* Description of the task *
Scan the records for "stage" and copy each line that contains it.

===== Given data =====

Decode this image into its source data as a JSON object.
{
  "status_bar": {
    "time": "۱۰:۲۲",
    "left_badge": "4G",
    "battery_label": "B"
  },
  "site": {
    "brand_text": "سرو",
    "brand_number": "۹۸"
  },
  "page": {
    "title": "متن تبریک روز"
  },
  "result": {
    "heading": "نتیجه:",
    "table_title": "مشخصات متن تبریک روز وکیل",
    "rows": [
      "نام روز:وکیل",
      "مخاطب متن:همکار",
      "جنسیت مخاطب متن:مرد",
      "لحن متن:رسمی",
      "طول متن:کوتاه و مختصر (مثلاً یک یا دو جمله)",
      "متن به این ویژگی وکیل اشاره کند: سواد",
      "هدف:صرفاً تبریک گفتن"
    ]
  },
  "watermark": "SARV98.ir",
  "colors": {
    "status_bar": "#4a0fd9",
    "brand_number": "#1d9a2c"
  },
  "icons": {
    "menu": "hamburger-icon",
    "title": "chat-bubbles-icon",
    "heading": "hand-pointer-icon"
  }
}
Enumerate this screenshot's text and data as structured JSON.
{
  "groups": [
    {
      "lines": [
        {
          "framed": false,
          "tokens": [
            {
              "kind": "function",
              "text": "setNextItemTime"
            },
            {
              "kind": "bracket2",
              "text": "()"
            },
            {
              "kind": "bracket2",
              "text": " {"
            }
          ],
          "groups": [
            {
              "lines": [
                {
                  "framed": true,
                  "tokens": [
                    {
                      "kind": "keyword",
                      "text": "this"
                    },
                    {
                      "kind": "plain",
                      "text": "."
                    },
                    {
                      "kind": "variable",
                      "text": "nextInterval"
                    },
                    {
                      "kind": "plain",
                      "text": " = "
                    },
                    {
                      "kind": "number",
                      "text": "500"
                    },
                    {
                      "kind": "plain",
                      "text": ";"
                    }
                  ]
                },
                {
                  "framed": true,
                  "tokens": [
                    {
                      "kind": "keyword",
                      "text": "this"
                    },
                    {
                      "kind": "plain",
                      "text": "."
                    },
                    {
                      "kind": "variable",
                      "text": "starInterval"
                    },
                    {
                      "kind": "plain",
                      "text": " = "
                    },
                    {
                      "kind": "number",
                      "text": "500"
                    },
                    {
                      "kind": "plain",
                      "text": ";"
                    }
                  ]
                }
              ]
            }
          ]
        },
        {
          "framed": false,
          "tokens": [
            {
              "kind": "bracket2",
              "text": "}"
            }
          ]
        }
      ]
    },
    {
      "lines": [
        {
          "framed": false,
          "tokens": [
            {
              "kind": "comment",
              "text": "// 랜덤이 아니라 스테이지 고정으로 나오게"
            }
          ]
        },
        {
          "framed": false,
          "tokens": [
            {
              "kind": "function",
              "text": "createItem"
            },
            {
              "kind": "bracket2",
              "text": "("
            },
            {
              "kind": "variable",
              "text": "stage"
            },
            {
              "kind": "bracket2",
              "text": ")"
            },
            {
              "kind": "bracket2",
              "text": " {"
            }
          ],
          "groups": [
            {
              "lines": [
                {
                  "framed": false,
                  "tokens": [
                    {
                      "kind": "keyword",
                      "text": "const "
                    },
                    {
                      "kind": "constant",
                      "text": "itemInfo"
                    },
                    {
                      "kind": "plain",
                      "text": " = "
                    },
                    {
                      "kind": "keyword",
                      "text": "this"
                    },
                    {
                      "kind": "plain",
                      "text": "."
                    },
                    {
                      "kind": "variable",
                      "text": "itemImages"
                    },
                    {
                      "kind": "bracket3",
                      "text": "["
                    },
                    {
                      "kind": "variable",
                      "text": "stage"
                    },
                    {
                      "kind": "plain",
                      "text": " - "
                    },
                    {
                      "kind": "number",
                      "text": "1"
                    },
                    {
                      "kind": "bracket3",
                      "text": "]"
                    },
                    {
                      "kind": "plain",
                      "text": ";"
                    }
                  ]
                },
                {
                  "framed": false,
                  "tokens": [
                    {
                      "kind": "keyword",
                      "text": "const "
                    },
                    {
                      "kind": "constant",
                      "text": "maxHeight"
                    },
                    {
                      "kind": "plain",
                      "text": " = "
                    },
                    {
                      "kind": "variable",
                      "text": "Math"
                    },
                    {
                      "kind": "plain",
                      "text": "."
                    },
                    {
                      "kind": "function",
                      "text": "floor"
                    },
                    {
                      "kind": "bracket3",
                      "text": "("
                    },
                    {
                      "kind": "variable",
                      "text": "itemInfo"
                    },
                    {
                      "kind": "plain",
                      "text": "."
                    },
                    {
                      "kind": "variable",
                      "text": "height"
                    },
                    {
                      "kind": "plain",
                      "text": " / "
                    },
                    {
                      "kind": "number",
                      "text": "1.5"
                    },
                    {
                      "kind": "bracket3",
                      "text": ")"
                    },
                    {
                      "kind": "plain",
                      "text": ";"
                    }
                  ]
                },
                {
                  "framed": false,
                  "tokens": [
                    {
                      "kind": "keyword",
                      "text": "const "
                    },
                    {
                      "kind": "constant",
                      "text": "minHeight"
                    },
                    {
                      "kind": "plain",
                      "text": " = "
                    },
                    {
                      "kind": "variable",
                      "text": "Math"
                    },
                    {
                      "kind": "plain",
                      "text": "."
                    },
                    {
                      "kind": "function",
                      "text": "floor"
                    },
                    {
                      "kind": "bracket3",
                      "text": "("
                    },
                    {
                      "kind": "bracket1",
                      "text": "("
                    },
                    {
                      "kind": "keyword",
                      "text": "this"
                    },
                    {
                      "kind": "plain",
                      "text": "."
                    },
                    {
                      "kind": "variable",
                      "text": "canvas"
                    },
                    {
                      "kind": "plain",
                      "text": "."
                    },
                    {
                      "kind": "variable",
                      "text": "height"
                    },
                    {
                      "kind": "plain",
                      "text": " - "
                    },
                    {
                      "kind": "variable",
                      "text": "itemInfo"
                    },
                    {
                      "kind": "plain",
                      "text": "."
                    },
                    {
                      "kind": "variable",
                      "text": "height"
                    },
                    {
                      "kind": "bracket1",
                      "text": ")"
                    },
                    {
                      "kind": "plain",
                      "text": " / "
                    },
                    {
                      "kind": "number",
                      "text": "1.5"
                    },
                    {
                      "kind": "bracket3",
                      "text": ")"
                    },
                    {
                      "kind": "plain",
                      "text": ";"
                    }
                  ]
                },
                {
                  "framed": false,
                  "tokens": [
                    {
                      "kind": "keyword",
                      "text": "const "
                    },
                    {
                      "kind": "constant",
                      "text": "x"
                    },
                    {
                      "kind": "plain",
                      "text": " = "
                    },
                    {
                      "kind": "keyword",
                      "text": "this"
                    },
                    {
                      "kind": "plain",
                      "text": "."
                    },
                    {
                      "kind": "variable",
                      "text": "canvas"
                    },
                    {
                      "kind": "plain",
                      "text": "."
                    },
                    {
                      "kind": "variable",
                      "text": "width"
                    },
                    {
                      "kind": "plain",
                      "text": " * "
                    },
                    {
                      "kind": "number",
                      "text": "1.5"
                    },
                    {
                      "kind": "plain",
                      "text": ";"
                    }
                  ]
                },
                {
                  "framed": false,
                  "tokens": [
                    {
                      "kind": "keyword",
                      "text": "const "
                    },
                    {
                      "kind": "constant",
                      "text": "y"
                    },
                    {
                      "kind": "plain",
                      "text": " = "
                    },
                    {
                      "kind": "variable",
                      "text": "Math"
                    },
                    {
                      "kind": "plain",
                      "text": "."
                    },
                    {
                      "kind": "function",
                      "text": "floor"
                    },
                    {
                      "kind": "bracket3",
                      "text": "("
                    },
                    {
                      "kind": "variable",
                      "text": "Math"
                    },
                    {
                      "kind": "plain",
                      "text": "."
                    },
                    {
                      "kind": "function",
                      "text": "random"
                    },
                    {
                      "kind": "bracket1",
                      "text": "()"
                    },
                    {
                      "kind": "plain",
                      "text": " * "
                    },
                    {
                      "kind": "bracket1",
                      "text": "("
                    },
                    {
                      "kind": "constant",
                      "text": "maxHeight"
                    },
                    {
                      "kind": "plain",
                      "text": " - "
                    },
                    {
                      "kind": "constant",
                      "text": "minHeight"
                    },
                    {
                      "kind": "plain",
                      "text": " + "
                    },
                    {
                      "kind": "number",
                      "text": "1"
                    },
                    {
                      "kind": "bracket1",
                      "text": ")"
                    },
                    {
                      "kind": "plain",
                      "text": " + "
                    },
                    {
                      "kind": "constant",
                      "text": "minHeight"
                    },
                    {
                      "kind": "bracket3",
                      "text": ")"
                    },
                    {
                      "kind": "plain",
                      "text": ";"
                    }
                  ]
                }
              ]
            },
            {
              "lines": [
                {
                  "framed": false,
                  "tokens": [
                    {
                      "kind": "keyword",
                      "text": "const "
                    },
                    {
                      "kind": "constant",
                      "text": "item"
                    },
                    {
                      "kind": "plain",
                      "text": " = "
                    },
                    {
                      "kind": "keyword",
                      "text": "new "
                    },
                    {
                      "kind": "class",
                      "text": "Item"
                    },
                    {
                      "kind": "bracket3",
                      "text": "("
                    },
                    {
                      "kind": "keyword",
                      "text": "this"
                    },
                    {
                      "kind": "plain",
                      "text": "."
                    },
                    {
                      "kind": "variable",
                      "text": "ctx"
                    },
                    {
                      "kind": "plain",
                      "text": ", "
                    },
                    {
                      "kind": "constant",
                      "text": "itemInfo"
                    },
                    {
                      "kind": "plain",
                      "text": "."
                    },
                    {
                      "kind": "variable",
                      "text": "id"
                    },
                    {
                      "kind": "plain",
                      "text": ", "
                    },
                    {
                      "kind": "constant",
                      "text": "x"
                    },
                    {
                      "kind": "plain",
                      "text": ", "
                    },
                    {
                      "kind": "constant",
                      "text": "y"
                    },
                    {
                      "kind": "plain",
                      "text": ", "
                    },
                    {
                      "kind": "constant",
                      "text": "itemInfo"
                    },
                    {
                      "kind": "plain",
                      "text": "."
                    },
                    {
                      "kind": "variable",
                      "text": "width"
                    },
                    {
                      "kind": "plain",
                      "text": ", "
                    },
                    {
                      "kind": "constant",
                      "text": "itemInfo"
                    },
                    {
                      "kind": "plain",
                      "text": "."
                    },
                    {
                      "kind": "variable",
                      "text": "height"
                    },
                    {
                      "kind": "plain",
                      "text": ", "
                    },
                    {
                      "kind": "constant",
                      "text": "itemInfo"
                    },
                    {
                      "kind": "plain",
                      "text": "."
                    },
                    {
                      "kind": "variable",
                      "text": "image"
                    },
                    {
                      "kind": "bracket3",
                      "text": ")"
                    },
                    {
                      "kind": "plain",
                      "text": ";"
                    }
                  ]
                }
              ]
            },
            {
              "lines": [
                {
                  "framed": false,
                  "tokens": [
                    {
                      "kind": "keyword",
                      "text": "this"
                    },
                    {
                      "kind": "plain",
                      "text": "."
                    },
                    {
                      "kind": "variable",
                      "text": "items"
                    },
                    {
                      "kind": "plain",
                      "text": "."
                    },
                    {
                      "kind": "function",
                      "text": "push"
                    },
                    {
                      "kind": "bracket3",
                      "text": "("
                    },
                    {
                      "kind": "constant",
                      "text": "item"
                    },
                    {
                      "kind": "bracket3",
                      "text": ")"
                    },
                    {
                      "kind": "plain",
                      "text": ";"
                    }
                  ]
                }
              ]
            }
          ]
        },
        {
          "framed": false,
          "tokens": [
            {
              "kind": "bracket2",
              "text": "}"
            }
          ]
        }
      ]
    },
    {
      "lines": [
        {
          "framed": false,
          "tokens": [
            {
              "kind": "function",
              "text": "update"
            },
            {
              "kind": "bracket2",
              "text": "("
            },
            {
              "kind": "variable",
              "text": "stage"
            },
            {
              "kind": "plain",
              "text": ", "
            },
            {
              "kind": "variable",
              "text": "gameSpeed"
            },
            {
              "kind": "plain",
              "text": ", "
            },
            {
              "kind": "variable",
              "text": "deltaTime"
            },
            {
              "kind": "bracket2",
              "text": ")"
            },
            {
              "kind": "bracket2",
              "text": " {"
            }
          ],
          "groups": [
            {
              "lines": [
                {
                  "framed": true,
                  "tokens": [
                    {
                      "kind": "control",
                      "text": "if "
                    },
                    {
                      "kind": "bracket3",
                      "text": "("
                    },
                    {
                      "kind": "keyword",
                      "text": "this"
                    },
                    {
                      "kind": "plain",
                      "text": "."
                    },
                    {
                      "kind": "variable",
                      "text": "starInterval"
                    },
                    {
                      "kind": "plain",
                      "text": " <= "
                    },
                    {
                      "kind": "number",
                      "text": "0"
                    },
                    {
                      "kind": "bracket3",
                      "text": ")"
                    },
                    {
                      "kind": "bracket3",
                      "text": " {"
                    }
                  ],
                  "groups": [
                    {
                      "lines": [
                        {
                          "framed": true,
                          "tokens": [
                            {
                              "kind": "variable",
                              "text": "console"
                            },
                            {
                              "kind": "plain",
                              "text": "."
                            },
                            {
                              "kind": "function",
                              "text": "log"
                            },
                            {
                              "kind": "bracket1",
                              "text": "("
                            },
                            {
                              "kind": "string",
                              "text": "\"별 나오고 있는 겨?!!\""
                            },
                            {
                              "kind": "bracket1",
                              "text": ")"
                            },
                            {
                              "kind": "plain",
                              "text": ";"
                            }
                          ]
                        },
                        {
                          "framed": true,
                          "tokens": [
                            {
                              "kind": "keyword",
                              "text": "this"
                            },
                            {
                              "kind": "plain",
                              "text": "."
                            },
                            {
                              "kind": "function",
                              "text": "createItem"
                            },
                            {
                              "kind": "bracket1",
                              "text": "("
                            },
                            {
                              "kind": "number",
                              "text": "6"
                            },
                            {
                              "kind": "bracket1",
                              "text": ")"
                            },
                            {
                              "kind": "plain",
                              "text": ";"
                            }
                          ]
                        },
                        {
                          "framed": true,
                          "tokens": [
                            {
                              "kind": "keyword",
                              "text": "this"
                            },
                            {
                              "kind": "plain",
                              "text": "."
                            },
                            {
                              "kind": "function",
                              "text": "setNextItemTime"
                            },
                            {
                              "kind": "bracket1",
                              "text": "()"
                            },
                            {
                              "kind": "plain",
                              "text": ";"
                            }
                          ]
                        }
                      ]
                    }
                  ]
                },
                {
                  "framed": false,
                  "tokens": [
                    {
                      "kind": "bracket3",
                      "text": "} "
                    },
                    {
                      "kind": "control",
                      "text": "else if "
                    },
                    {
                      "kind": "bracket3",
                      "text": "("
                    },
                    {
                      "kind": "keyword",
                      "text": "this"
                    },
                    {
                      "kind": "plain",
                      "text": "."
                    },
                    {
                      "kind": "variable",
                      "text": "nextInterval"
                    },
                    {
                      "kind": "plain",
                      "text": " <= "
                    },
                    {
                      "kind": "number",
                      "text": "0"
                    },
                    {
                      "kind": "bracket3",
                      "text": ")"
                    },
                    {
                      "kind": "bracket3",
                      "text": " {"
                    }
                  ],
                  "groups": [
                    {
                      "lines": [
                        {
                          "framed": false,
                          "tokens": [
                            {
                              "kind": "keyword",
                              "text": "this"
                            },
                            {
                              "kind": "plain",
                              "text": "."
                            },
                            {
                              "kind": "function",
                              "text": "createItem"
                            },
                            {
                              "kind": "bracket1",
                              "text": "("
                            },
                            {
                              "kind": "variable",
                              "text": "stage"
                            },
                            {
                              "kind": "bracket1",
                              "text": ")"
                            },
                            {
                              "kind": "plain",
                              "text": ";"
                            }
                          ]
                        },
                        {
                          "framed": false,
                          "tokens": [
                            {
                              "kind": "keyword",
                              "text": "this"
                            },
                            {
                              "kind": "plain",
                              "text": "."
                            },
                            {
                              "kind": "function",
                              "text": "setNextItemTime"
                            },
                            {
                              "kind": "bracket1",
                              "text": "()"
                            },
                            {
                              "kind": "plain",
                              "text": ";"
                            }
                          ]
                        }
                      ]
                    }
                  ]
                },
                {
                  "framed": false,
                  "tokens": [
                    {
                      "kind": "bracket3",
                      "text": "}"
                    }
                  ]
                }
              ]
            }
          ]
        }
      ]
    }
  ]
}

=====

* Your response *
              "text": "stage"
                      "text": "stage"
              "text": "stage"
                              "text": "stage"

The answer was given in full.